[Tested] Ergon SME3 Saddle
[Tested] Ergon SME3 Saddle
We first got fitted up for the Ergon SME3 Saddle back at Sea Otter. Much like runners have their feet checked for running shoes, we had a seat aboard a device that Ergon had handy which measured the width of our sit bones. Fortunately this is becoming more and more popular in the bike world. After all, most of us spend quite a bit of time in the saddle for better or worse. Perhaps what’s even cooler about saddles with varying widths is that they are starting to trickle down in price so less consumers get stuck with a “one size fits all” seat. Although tempted to try the flagship titanium railed option, we opted to see how the entry level option would fare.
Intended Usage: Enduro MTB
Weight: 250 grams (small, claimed) / 264 grams (medium, actual)
Sizes: Small & Medium (tested)
Shell: Nylon Composite
Padding: Orthopedic AirCell Foam
Interestingly enough, there is only a 10 gram (claimed) weight difference between the $79 entry level SME3 and the $179 Pro Titanium version. For the price, everything is pretty standard fare – you can’t expect leather, kevlar or any sort of fancy rail material, but instead a microfiber cover and chro-moly rails.
There is a yellow bit of plastic molding holding things down up at the nose and the shell is made from a stout nylon composite. The construction definitely looks to be fairly tough and well thought out.
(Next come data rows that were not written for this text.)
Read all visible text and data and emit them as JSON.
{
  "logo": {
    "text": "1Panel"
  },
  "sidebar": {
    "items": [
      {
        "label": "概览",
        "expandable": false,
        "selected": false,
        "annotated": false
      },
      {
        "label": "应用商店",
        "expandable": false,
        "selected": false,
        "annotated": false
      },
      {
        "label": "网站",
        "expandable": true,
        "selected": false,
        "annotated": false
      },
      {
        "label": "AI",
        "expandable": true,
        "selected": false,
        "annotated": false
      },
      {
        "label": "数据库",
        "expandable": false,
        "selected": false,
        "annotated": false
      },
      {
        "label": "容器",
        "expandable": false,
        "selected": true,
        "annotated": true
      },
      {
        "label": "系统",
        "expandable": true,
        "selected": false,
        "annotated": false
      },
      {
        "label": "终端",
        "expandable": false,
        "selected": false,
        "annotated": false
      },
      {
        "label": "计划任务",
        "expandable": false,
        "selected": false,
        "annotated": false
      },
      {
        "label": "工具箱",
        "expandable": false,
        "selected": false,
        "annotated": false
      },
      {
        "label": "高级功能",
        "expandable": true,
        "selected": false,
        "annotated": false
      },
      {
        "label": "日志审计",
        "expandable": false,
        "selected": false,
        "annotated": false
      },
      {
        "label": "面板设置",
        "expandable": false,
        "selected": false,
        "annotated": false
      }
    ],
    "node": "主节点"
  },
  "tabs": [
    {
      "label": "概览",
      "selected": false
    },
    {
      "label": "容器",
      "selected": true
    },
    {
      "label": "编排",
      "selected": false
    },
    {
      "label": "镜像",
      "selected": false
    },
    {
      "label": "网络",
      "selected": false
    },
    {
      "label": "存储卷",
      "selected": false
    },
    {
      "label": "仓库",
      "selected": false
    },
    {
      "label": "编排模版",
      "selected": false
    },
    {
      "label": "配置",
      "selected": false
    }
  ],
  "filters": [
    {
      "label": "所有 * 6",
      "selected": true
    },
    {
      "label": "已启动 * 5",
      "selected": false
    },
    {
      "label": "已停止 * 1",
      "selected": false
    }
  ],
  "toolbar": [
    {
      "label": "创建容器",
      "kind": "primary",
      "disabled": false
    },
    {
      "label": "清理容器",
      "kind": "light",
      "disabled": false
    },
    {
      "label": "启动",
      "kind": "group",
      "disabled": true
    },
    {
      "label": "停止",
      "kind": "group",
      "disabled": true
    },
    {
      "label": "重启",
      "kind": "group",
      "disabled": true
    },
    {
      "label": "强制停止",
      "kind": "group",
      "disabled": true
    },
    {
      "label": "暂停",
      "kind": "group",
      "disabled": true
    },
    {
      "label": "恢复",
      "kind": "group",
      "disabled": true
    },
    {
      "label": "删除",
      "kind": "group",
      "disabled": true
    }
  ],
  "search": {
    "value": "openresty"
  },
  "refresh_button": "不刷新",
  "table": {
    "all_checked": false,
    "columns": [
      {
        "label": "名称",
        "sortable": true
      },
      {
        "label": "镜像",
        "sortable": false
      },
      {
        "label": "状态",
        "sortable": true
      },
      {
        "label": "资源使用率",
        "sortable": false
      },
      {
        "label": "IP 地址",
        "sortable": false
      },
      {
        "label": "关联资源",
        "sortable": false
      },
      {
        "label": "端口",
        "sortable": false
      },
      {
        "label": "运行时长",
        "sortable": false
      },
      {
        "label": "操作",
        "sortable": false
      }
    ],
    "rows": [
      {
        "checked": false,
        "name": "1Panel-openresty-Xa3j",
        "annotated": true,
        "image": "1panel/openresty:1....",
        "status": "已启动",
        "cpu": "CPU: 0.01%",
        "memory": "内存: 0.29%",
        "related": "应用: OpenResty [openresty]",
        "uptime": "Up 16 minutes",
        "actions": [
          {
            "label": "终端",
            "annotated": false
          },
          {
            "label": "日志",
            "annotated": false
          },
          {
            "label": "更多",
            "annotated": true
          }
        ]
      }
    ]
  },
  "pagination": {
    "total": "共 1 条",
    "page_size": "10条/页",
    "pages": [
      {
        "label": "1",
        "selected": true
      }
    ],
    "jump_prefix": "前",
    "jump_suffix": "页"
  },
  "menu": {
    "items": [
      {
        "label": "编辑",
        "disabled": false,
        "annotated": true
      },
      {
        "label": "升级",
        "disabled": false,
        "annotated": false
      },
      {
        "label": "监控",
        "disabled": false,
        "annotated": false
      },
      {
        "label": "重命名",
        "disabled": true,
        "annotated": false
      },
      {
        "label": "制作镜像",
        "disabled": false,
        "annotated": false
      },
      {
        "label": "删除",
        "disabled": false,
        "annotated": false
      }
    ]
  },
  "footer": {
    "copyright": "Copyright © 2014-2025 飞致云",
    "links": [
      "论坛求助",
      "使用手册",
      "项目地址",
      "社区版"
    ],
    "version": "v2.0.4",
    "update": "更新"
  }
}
In terms of shape, upon a quick once over the SME3 looks quite good. It’s reasonably wide at the rear, and there are two subtle, ergonomic channels out back on the sides, as well as one down the middle to provide some relief to the peroneal nerve.
The nose is fairly long and flat, but well padded. The rails are fairly long, thus providing quite a bit of adjustment fore and aft. All in all, the shape looks to be well thought out visually speaking. Time to see how it rode…
On the Trail
Let’s be honest, saddle comfort is very subjective, much like things such as grips and pedals. It almost goes without saying that contact points on the bike are generally quite personal. What works for one person might not work for another, and when riders find grips, saddles and pedals that they like, they tend to stick with them. Therefore this review will be pretty brief and we’ll focus mainly on quality and value. In that case, this saddle proved to be very nicely constructed for the price and it came in at a reasonable weight. It’s certainly nothing to turn your nose up at.
From the get-go, our tester agreed with the SME3 fairly well. The width out back felt great – this could be attributed to being measured and not having to compromise on fit as much as we would with “one size fits all” saddles. We also think the shape plays an important role as our tester settled into the contoured parts of the sides out back quite nicely. One minor gripe was how long the nose was. Lately we’ve been quite impressed by saddles that are fairly wide out back and have short noses, such as the Specialized Power & Henge saddles. In our experience, they tend to just always put you in the right right spot. That said, the SME3 was well padded up front and provided plenty of comfort. We just found ourselves squirming around here and there toward the end of long rides.
We’ve had a few minor crashes, plus some scuffs and scrapes…In terms of durability, it’s a bit difficult to gauge how tough the SME3 is and every crash is different. Unsurprisingly, we’ve cased some jumps and landed pretty hard on the saddle. At the time of writing this everything is still intact and the rails are dead straight. All in all, it seems quite tough for the price and weight. It doesn’t feature kevlar side panels, but those come at the cost of chaffing and beating up your shorts anyway.
In the grand scheme of things, this is nice saddle. It didn’t really make its presence felt and that’s certainly not a bad thing. Rather, it was mainly an afterthought…that’s typically indicative of a worthy product. The price, weight and durability are all fairly solid. It’s not a game changing or mind blowing product by any means, but overall it just sort of shut up and did its job. The SME3 has a well thought out shape, solid construction and good materials coming in at a competitive price…It’s worth a look.